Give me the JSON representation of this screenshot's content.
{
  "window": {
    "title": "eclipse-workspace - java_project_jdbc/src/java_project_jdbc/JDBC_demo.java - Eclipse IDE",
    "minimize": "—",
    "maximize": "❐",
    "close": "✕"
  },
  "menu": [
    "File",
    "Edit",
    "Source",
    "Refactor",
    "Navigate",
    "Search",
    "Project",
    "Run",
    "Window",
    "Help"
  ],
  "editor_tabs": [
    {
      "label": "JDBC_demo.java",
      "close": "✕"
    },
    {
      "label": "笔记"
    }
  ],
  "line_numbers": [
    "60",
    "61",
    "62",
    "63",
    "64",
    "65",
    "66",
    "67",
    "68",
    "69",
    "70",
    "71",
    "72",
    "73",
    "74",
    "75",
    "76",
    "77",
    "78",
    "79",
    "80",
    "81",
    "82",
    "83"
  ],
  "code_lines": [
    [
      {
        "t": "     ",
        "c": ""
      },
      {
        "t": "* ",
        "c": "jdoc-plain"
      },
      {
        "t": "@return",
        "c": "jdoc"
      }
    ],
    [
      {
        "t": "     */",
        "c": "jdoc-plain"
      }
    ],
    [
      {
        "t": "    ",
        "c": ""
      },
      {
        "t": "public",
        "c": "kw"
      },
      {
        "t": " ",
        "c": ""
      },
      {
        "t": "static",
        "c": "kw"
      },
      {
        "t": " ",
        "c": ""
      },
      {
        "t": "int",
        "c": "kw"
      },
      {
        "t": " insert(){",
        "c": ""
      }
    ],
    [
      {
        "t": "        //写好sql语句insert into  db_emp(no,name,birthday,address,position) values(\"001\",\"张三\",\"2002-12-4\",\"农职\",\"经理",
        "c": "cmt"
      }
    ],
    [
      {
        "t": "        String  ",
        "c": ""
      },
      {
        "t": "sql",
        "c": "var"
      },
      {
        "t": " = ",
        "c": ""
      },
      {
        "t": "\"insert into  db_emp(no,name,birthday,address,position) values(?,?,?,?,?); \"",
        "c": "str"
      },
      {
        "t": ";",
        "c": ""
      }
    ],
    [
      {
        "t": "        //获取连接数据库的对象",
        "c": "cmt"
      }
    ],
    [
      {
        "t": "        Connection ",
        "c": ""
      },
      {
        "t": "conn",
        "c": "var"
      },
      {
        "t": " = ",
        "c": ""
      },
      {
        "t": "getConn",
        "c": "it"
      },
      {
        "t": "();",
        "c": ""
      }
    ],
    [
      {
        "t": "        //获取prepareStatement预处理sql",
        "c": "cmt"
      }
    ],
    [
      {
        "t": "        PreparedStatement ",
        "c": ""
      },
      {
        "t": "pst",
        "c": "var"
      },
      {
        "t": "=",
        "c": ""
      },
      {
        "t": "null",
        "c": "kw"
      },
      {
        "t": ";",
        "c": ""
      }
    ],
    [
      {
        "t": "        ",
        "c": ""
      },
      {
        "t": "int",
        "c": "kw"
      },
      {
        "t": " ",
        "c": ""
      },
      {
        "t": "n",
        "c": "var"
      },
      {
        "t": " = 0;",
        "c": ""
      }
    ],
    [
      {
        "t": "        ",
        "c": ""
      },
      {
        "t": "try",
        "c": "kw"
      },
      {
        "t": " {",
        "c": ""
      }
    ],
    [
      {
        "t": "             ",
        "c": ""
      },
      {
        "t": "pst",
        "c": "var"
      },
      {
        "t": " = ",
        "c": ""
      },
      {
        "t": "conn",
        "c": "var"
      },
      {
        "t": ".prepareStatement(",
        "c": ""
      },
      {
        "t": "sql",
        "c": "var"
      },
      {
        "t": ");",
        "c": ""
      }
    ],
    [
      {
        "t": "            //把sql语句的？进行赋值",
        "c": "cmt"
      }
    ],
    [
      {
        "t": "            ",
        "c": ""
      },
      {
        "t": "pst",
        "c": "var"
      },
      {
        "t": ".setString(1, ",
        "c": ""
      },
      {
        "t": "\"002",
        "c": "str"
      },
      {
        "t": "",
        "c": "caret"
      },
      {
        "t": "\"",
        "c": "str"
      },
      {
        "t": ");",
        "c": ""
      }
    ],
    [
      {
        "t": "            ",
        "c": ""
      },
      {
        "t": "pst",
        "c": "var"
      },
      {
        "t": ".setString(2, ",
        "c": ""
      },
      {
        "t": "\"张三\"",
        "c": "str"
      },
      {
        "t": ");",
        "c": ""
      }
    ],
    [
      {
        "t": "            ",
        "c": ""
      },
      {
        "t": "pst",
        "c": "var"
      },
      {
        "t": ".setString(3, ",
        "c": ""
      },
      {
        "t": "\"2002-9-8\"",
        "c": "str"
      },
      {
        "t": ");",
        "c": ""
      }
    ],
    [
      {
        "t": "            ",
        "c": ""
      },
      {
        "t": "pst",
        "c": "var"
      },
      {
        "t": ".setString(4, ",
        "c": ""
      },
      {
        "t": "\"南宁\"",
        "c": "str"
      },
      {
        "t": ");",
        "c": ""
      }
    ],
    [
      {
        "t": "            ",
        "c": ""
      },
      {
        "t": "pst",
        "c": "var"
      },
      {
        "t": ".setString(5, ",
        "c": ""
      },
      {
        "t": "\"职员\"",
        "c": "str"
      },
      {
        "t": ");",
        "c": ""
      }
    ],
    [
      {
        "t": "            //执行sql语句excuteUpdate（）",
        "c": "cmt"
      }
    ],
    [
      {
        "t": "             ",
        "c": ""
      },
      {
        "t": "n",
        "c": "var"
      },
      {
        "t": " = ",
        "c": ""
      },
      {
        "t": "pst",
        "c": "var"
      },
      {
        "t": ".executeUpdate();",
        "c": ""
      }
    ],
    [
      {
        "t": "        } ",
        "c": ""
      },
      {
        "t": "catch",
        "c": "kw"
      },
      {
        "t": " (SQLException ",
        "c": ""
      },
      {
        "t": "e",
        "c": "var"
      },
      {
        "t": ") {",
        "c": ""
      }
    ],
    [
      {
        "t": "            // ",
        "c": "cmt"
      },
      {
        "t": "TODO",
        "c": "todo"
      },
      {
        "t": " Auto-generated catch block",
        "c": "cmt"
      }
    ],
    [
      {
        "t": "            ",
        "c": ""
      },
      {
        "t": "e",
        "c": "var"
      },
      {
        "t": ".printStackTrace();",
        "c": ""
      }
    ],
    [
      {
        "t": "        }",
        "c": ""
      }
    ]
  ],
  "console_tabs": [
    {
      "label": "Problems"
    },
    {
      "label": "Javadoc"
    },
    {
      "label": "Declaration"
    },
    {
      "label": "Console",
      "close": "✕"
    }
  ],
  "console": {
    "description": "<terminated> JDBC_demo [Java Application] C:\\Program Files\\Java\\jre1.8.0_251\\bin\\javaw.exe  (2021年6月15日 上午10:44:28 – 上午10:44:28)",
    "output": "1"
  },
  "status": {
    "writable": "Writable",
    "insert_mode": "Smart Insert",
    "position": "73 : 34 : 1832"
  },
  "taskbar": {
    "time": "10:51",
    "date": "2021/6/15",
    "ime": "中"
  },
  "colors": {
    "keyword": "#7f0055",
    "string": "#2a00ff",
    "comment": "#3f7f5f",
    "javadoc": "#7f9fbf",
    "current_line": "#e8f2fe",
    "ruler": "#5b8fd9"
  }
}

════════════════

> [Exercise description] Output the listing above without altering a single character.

> [Output]
Give me the JSON representation of this screenshot's content.
{
  "window": {
    "title": "eclipse-workspace - java_project_jdbc/src/java_project_jdbc/JDBC_demo.java - Eclipse IDE",
    "minimize": "—",
    "maximize": "❐",
    "close": "✕"
  },
  "menu": [
    "File",
    "Edit",
    "Source",
    "Refactor",
    "Navigate",
    "Search",
    "Project",
    "Run",
    "Window",
    "Help"
  ],
  "editor_tabs": [
    {
      "label": "JDBC_demo.java",
      "close": "✕"
    },
    {
      "label": "笔记"
    }
  ],
  "line_numbers": [
    "60",
    "61",
    "62",
    "63",
    "64",
    "65",
    "66",
    "67",
    "68",
    "69",
    "70",
    "71",
    "72",
    "73",
    "74",
    "75",
    "76",
    "77",
    "78",
    "79",
    "80",
    "81",
    "82",
    "83"
  ],
  "code_lines": [
    [
      {
        "t": "     ",
        "c": ""
      },
      {
        "t": "* ",
        "c": "jdoc-plain"
      },
      {
        "t": "@return",
        "c": "jdoc"
      }
    ],
    [
      {
        "t": "     */",
        "c": "jdoc-plain"
      }
    ],
    [
      {
        "t": "    ",
        "c": ""
      },
      {
        "t": "public",
        "c": "kw"
      },
      {
        "t": " ",
        "c": ""
      },
      {
        "t": "static",
        "c": "kw"
      },
      {
        "t": " ",
        "c": ""
      },
      {
        "t": "int",
        "c": "kw"
      },
      {
        "t": " insert(){",
        "c": ""
      }
    ],
    [
      {
        "t": "        //写好sql语句insert into  db_emp(no,name,birthday,address,position) values(\"001\",\"张三\",\"2002-12-4\",\"农职\",\"经理",
        "c": "cmt"
      }
    ],
    [
      {
        "t": "        String  ",
        "c": ""
      },
      {
        "t": "sql",
        "c": "var"
      },
      {
        "t": " = ",
        "c": ""
      },
      {
        "t": "\"insert into  db_emp(no,name,birthday,address,position) values(?,?,?,?,?); \"",
        "c": "str"
      },
      {
        "t": ";",
        "c": ""
      }
    ],
    [
      {
        "t": "        //获取连接数据库的对象",
        "c": "cmt"
      }
    ],
    [
      {
        "t": "        Connection ",
        "c": ""
      },
      {
        "t": "conn",
        "c": "var"
      },
      {
        "t": " = ",
        "c": ""
      },
      {
        "t": "getConn",
        "c": "it"
      },
      {
        "t": "();",
        "c": ""
      }
    ],
    [
      {
        "t": "        //获取prepareStatement预处理sql",
        "c": "cmt"
      }
    ],
    [
      {
        "t": "        PreparedStatement ",
        "c": ""
      },
      {
        "t": "pst",
        "c": "var"
      },
      {
        "t": "=",
        "c": ""
      },
      {
        "t": "null",
        "c": "kw"
      },
      {
        "t": ";",
        "c": ""
      }
    ],
    [
      {
        "t": "        ",
        "c": ""
      },
      {
        "t": "int",
        "c": "kw"
      },
      {
        "t": " ",
        "c": ""
      },
      {
        "t": "n",
        "c": "var"
      },
      {
        "t": " = 0;",
        "c": ""
      }
    ],
    [
      {
        "t": "        ",
        "c": ""
      },
      {
        "t": "try",
        "c": "kw"
      },
      {
        "t": " {",
        "c": ""
      }
    ],
    [
      {
        "t": "             ",
        "c": ""
      },
      {
        "t": "pst",
        "c": "var"
      },
      {
        "t": " = ",
        "c": ""
      },
      {
        "t": "conn",
        "c": "var"
      },
      {
        "t": ".prepareStatement(",
        "c": ""
      },
      {
        "t": "sql",
        "c": "var"
      },
      {
        "t": ");",
        "c": ""
      }
    ],
    [
      {
        "t": "            //把sql语句的？进行赋值",
        "c": "cmt"
      }
    ],
    [
      {
        "t": "            ",
        "c": ""
      },
      {
        "t": "pst",
        "c": "var"
      },
      {
        "t": ".setString(1, ",
        "c": ""
      },
      {
        "t": "\"002",
        "c": "str"
      },
      {
        "t": "",
        "c": "caret"
      },
      {
        "t": "\"",
        "c": "str"
      },
      {
        "t": ");",
        "c": ""
      }
    ],
    [
      {
        "t": "            ",
        "c": ""
      },
      {
        "t": "pst",
        "c": "var"
      },
      {
        "t": ".setString(2, ",
        "c": ""
      },
      {
        "t": "\"张三\"",
        "c": "str"
      },
      {
        "t": ");",
        "c": ""
      }
    ],
    [
      {
        "t": "            ",
        "c": ""
      },
      {
        "t": "pst",
        "c": "var"
      },
      {
        "t": ".setString(3, ",
        "c": ""
      },
      {
        "t": "\"2002-9-8\"",
        "c": "str"
      },
      {
        "t": ");",
        "c": ""
      }
    ],
    [
      {
        "t": "            ",
        "c": ""
      },
      {
        "t": "pst",
        "c": "var"
      },
      {
        "t": ".setString(4, ",
        "c": ""
      },
      {
        "t": "\"南宁\"",
        "c": "str"
      },
      {
        "t": ");",
        "c": ""
      }
    ],
    [
      {
        "t": "            ",
        "c": ""
      },
      {
        "t": "pst",
        "c": "var"
      },
      {
        "t": ".setString(5, ",
        "c": ""
      },
      {
        "t": "\"职员\"",
        "c": "str"
      },
      {
        "t": ");",
        "c": ""
      }
    ],
    [
      {
        "t": "            //执行sql语句excuteUpdate（）",
        "c": "cmt"
      }
    ],
    [
      {
        "t": "             ",
        "c": ""
      },
      {
        "t": "n",
        "c": "var"
      },
      {
        "t": " = ",
        "c": ""
      },
      {
        "t": "pst",
        "c": "var"
      },
      {
        "t": ".executeUpdate();",
        "c": ""
      }
    ],
    [
      {
        "t": "        } ",
        "c": ""
      },
      {
        "t": "catch",
        "c": "kw"
      },
      {
        "t": " (SQLException ",
        "c": ""
      },
      {
        "t": "e",
        "c": "var"
      },
      {
        "t": ") {",
        "c": ""
      }
    ],
    [
      {
        "t": "            // ",
        "c": "cmt"
      },
      {
        "t": "TODO",
        "c": "todo"
      },
      {
        "t": " Auto-generated catch block",
        "c": "cmt"
      }
    ],
    [
      {
        "t": "            ",
        "c": ""
      },
      {
        "t": "e",
        "c": "var"
      },
      {
        "t": ".printStackTrace();",
        "c": ""
      }
    ],
    [
      {
        "t": "        }",
        "c": ""
      }
    ]
  ],
  "console_tabs": [
    {
      "label": "Problems"
    },
    {
      "label": "Javadoc"
    },
    {
      "label": "Declaration"
    },
    {
      "label": "Console",
      "close": "✕"
    }
  ],
  "console": {
    "description": "<terminated> JDBC_demo [Java Application] C:\\Program Files\\Java\\jre1.8.0_251\\bin\\javaw.exe  (2021年6月15日 上午10:44:28 – 上午10:44:28)",
    "output": "1"
  },
  "status": {
    "writable": "Writable",
    "insert_mode": "Smart Insert",
    "position": "73 : 34 : 1832"
  },
  "taskbar": {
    "time": "10:51",
    "date": "2021/6/15",
    "ime": "中"
  },
  "colors": {
    "keyword": "#7f0055",
    "string": "#2a00ff",
    "comment": "#3f7f5f",
    "javadoc": "#7f9fbf",
    "current_line": "#e8f2fe",
    "ruler": "#5b8fd9"
  }
}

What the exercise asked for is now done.